What the task asks —
Each record should be copied exactly, and none of them omitted.

Segment Start: Extracted data

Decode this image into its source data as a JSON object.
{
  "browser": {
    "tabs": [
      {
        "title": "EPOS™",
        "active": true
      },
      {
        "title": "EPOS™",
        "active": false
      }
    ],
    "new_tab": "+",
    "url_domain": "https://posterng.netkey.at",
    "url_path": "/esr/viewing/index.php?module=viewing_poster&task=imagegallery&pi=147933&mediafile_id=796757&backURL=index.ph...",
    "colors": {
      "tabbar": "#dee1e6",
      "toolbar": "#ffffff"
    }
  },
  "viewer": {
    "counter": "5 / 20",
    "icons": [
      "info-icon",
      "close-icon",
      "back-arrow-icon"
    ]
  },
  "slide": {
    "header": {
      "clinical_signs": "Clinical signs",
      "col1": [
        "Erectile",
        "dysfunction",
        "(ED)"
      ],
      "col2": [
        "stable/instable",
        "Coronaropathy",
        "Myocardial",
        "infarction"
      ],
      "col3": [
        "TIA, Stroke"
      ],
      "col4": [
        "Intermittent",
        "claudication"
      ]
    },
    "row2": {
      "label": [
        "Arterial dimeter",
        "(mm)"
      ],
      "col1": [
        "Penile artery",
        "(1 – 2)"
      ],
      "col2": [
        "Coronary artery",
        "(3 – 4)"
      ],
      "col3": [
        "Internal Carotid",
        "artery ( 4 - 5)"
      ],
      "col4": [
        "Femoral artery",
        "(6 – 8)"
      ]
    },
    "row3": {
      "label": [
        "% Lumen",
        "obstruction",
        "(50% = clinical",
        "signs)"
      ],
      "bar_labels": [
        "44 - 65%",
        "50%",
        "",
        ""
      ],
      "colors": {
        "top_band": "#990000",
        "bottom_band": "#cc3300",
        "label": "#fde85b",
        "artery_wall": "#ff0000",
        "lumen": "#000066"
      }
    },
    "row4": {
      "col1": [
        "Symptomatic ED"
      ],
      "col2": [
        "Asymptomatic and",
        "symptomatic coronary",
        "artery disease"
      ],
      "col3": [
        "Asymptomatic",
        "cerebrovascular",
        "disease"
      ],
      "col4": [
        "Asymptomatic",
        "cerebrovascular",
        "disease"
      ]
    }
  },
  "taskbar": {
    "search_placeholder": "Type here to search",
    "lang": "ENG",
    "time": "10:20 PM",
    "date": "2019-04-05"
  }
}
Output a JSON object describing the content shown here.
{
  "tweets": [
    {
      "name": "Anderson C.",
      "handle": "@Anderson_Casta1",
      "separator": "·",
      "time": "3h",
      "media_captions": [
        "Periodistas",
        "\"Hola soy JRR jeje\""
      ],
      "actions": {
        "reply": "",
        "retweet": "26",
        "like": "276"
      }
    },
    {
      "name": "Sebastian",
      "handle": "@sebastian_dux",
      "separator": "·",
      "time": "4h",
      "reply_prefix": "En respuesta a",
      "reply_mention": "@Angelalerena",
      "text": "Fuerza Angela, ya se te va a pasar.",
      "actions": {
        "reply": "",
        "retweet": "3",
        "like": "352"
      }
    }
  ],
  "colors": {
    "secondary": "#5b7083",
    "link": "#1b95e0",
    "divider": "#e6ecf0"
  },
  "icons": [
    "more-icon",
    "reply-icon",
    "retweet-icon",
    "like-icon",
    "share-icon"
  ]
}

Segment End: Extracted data

The answer —
Decode this image into its source data as a JSON object.
{
  "browser": {
    "tabs": [
      {
        "title": "EPOS™",
        "active": true
      },
      {
        "title": "EPOS™",
        "active": false
      }
    ],
    "new_tab": "+",
    "url_domain": "https://posterng.netkey.at",
    "url_path": "/esr/viewing/index.php?module=viewing_poster&task=imagegallery&pi=147933&mediafile_id=796757&backURL=index.ph...",
    "colors": {
      "tabbar": "#dee1e6",
      "toolbar": "#ffffff"
    }
  },
  "viewer": {
    "counter": "5 / 20",
    "icons": [
      "info-icon",
      "close-icon",
      "back-arrow-icon"
    ]
  },
  "slide": {
    "header": {
      "clinical_signs": "Clinical signs",
      "col1": [
        "Erectile",
        "dysfunction",
        "(ED)"
      ],
      "col2": [
        "stable/instable",
        "Coronaropathy",
        "Myocardial",
        "infarction"
      ],
      "col3": [
        "TIA, Stroke"
      ],
      "col4": [
        "Intermittent",
        "claudication"
      ]
    },
    "row2": {
      "label": [
        "Arterial dimeter",
        "(mm)"
      ],
      "col1": [
        "Penile artery",
        "(1 – 2)"
      ],
      "col2": [
        "Coronary artery",
        "(3 – 4)"
      ],
      "col3": [
        "Internal Carotid",
        "artery ( 4 - 5)"
      ],
      "col4": [
        "Femoral artery",
        "(6 – 8)"
      ]
    },
    "row3": {
      "label": [
        "% Lumen",
        "obstruction",
        "(50% = clinical",
        "signs)"
      ],
      "bar_labels": [
        "44 - 65%",
        "50%",
        "",
        ""
      ],
      "colors": {
        "top_band": "#990000",
        "bottom_band": "#cc3300",
        "label": "#fde85b",
        "artery_wall": "#ff0000",
        "lumen": "#000066"
      }
    },
    "row4": {
      "col1": [
        "Symptomatic ED"
      ],
      "col2": [
        "Asymptomatic and",
        "symptomatic coronary",
        "artery disease"
      ],
      "col3": [
        "Asymptomatic",
        "cerebrovascular",
        "disease"
      ],
      "col4": [
        "Asymptomatic",
        "cerebrovascular",
        "disease"
      ]
    }
  },
  "taskbar": {
    "search_placeholder": "Type here to search",
    "lang": "ENG",
    "time": "10:20 PM",
    "date": "2019-04-05"
  }
}
Output a JSON object describing the content shown here.
{
  "tweets": [
    {
      "name": "Anderson C.",
      "handle": "@Anderson_Casta1",
      "separator": "·",
      "time": "3h",
      "media_captions": [
        "Periodistas",
        "\"Hola soy JRR jeje\""
      ],
      "actions": {
        "reply": "",
        "retweet": "26",
        "like": "276"
      }
    },
    {
      "name": "Sebastian",
      "handle": "@sebastian_dux",
      "separator": "·",
      "time": "4h",
      "reply_prefix": "En respuesta a",
      "reply_mention": "@Angelalerena",
      "text": "Fuerza Angela, ya se te va a pasar.",
      "actions": {
        "reply": "",
        "retweet": "3",
        "like": "352"
      }
    }
  ],
  "colors": {
    "secondary": "#5b7083",
    "link": "#1b95e0",
    "divider": "#e6ecf0"
  },
  "icons": [
    "more-icon",
    "reply-icon",
    "retweet-icon",
    "like-icon",
    "share-icon"
  ]
}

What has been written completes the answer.